UCL News


Time spent in busy public places could double risk of contracting COVID-19

5 May 2020

Using public transport, shopping, dining out, going to a party or place of worship and spending time with someone who has a cold are all associated with significantly higher risks of contracting a respiratory illness such as COVID-19, according to new UCL research.


The peer-reviewed Wellcome funded study, used data from the England and Wales Flu Watch cohort and is the first to investigate the impact of specific public activities on the risk of acquiring respiratory tract infection in a population-based cohort.

The UCL research team found being around someone with a cold from outside your household doubled a person’s risk of contracting a respiratory illness and social activities, particularly travelling on crowded busses or underground trains and shopping also carried the highest risks (when social-distancing measures were not in place).

Professor Andrew Hayward (UCL Centre for Inclusive Health) said, “This research clearly shows that respiratory infections such as COVID-19 can spread easily in a wide range of public spaces including on public transport, in shops and restaurants and at places of worship and parties.

“As we start to come out of lockdown, these findings support continuing intensive social distancing and isolation measures to reduce community transmission of COVID-19. It is particularly important that those with symptoms stay at home and that people continue to avoid crowded public spaces as lockdown is lifted. This is also particularly important for the elderly and those with chronic illness."

The Flu Watch cohort was a community study of respiratory infection occurrence and risk factors which followed households across England and Wales through the winter seasons of 2006/7-2010/11.

626 participants who provided self-reported data on respiratory infections on a weekly basis throughout autumn until spring were involved in the analysis.

Illness diaries included a series of questions on how many days in the week before illness onset a series of activities (such as using public transport, shopping, eating out or going to the cinema or a party or being with someone with a cold outside their house) had occurred.

The same questions were asked at baseline and in total 1005 respiratory illnesses were reported.

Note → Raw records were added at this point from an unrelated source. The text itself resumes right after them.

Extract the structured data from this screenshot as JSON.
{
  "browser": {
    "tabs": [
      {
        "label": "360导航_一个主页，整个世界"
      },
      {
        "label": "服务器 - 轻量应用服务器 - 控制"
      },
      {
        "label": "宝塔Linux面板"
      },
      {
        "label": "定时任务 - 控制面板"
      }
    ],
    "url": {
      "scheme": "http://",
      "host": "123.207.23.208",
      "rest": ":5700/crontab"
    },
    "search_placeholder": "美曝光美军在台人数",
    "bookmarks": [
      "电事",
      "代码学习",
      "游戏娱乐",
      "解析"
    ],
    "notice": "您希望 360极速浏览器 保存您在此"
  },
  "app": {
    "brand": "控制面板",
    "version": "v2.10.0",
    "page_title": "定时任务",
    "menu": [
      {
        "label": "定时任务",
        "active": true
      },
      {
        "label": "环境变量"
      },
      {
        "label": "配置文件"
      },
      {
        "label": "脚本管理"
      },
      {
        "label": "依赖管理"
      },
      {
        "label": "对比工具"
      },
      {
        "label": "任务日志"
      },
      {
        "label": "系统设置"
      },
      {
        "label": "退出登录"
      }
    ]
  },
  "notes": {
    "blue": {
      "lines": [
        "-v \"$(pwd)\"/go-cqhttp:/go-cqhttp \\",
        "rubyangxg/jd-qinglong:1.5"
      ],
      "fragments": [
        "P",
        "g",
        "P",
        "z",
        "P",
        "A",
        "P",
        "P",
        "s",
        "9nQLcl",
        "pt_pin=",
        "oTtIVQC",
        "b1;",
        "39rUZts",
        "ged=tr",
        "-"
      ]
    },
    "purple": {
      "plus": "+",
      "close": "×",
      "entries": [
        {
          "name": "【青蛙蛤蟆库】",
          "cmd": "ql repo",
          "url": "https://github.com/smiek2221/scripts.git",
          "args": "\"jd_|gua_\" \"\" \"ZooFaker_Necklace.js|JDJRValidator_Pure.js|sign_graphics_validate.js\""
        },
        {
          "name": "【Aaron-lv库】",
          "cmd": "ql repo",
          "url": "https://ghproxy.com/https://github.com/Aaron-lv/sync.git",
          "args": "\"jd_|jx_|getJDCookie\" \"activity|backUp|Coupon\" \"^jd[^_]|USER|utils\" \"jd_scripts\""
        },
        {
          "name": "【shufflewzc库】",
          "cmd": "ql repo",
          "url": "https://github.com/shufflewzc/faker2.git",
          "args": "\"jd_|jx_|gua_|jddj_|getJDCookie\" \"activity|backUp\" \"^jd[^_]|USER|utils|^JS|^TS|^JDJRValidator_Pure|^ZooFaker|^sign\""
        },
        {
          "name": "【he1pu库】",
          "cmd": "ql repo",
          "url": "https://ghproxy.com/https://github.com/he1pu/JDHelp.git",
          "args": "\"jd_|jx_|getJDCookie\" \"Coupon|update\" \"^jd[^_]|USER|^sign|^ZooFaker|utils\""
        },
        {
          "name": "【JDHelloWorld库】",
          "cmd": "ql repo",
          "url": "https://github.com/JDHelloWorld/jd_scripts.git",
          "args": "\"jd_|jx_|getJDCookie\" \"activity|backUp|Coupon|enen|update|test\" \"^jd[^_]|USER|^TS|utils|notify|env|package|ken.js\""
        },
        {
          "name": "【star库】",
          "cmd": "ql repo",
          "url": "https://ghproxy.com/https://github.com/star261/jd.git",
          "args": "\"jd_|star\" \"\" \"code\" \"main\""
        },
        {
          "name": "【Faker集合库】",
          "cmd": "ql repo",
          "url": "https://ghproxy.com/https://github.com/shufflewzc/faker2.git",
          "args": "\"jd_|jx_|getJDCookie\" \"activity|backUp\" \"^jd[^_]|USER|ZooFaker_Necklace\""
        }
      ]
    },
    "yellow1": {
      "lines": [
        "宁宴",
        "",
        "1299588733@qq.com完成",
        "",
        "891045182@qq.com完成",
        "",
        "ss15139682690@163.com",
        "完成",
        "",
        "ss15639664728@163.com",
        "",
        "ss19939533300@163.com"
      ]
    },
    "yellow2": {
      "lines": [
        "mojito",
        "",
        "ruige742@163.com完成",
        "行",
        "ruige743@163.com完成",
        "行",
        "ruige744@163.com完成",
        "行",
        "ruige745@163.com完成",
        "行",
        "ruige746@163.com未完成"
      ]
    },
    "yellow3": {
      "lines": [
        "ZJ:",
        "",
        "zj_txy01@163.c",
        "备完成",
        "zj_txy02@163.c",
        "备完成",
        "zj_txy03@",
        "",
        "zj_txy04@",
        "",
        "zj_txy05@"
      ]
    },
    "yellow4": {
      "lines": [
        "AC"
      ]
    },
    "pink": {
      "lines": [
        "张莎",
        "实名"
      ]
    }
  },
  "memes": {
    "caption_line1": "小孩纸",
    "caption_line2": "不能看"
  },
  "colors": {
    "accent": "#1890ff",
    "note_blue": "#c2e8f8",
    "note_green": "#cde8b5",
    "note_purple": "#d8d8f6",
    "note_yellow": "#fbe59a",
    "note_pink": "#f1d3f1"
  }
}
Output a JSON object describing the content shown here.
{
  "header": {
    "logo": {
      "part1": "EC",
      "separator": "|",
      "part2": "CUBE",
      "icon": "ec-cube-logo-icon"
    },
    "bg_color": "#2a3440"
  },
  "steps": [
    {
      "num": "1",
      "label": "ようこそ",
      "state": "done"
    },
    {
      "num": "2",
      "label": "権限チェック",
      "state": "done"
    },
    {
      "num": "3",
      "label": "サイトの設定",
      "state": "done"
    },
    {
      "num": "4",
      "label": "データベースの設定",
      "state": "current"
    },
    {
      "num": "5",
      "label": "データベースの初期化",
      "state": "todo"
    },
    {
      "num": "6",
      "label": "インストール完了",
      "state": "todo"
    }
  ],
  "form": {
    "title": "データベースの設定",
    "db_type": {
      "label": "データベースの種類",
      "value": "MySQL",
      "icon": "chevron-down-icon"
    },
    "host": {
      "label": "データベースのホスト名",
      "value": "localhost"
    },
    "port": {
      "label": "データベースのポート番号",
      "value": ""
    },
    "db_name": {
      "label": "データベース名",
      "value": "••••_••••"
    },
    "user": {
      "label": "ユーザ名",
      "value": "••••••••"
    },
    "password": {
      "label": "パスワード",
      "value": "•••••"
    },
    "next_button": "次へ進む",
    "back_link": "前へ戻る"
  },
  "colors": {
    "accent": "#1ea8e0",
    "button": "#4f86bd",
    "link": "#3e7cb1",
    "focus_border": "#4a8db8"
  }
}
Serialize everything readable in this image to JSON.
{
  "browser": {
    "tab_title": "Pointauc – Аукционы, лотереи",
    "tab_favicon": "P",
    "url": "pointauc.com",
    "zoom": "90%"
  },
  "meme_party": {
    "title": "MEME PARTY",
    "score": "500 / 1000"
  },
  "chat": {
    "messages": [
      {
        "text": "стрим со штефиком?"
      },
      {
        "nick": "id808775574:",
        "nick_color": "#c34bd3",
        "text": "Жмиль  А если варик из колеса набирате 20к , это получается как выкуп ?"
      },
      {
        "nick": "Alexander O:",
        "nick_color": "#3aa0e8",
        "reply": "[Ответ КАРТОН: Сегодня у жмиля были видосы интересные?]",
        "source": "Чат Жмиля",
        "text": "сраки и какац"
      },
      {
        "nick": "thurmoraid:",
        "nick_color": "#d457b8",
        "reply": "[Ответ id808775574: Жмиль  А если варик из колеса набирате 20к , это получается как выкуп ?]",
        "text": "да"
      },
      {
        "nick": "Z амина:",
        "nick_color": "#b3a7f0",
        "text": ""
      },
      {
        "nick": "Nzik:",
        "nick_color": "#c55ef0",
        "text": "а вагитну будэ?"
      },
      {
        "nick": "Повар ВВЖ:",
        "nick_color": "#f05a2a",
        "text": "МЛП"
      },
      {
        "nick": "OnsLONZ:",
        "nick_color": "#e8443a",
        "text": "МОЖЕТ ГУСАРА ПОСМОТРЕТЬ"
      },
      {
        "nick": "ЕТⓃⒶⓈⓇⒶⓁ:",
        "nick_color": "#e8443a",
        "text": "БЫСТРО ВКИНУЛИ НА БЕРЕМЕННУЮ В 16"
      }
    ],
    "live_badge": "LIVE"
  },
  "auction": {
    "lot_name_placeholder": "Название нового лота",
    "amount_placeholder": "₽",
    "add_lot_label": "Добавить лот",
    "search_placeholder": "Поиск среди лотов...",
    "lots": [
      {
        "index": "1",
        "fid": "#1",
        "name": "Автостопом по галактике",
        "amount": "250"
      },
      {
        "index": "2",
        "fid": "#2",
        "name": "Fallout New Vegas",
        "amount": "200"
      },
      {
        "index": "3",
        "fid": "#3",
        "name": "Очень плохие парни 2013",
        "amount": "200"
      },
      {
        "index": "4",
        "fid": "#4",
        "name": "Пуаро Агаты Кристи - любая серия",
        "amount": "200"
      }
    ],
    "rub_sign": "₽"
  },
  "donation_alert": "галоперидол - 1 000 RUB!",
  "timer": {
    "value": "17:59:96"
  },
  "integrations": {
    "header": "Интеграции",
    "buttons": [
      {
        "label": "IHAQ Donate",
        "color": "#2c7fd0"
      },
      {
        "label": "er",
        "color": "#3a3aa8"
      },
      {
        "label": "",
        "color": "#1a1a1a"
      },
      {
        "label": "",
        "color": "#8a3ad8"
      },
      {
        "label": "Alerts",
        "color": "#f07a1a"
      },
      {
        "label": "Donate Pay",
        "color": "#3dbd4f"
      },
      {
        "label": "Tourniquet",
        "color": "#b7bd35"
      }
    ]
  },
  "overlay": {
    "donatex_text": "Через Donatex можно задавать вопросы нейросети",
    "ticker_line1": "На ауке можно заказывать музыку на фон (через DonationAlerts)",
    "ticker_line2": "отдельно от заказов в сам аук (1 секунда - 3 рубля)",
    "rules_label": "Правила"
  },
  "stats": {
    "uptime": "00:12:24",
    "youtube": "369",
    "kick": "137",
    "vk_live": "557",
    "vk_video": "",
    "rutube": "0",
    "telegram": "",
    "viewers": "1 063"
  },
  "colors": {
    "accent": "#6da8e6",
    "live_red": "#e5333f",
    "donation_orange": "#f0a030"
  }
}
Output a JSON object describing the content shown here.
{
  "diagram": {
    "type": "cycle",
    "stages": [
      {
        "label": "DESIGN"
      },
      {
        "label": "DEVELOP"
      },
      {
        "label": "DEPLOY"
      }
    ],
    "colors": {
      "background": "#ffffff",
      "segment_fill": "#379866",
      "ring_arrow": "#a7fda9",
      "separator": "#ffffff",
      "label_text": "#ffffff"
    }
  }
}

The researchers measured exposures in the week before illness to focus on the likely incubation period of common respiratory infections. By comparing exposures prior to periods of illness and at baseline in the same individuals they were able to ensure that the results were not biased by differences between individuals.

Spending more than five minutes in the same room as someone with a cold travelling on public transport, shopping, eating out or going to a party or place of worship were more common in the week before illness than the baseline week.

This work was supported by the Wellcome through funding to The Flu Watch study. The Flu Watch study also received funding from the Medical Research Council (MRC).

Professor Hayward is also leading UCL's Virus-Watch study, an initiative that forms part of the £24.6 million rapid research response funded by UK Research and Innovation (UKRI), and by the Department of Health and Social Care through the National Institute for Health Research (NIHR).  

The study to set to recruit 25,000 individuals and collect data between April 2020 to March 2021 to investigate the extent of the spread of coronavirus within communities and how social distancing affects the risk of infection.



Credit:  London/9091 images  Source: Pixabay CC 2.0

Media contact

Rowan Walker

Tel: +44 (0)20 3108 8515

Email: rowan.walker [at] ucl.ac.uk